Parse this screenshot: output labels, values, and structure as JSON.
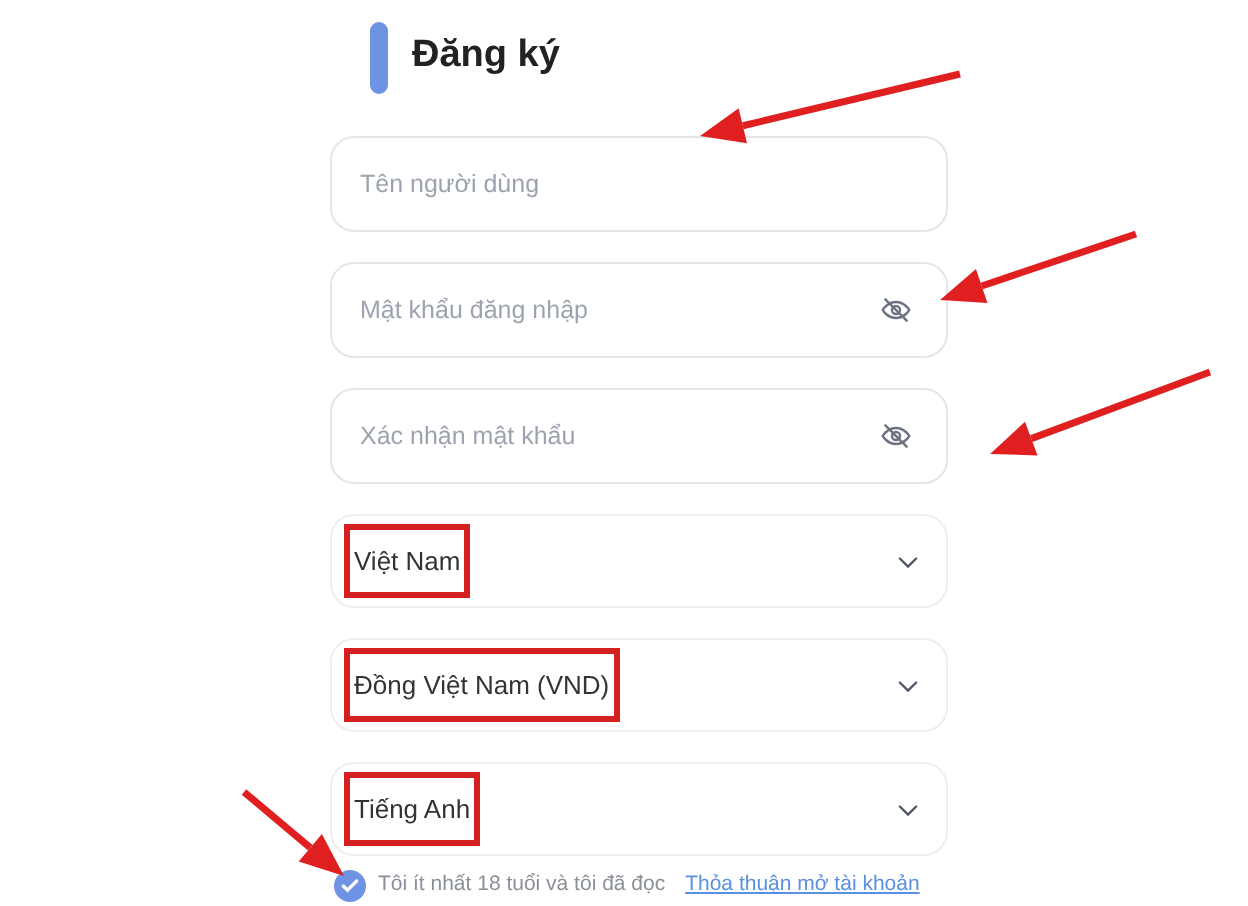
{
  "title": "Đăng ký",
  "fields": [
    {
      "kind": "text",
      "placeholder": "Tên người dùng"
    },
    {
      "kind": "password",
      "placeholder": "Mật khẩu đăng nhập"
    },
    {
      "kind": "password",
      "placeholder": "Xác nhận mật khẩu"
    }
  ],
  "selects": [
    {
      "value": "Việt Nam",
      "highlighted": true
    },
    {
      "value": "Đồng Việt Nam (VND)",
      "highlighted": true
    },
    {
      "value": "Tiếng Anh",
      "highlighted": true
    }
  ],
  "agreement": {
    "checked": true,
    "text": "Tôi ít nhất 18 tuổi và tôi đã đọc",
    "link": "Thỏa thuận mở tài khoản"
  }
}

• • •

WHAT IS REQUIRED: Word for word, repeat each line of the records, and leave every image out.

YOUR SOLUTION:
Parse this screenshot: output labels, values, and structure as JSON.
{
  "title": "Đăng ký",
  "fields": [
    {
      "kind": "text",
      "placeholder": "Tên người dùng"
    },
    {
      "kind": "password",
      "placeholder": "Mật khẩu đăng nhập"
    },
    {
      "kind": "password",
      "placeholder": "Xác nhận mật khẩu"
    }
  ],
  "selects": [
    {
      "value": "Việt Nam",
      "highlighted": true
    },
    {
      "value": "Đồng Việt Nam (VND)",
      "highlighted": true
    },
    {
      "value": "Tiếng Anh",
      "highlighted": true
    }
  ],
  "agreement": {
    "checked": true,
    "text": "Tôi ít nhất 18 tuổi và tôi đã đọc",
    "link": "Thỏa thuận mở tài khoản"
  }
}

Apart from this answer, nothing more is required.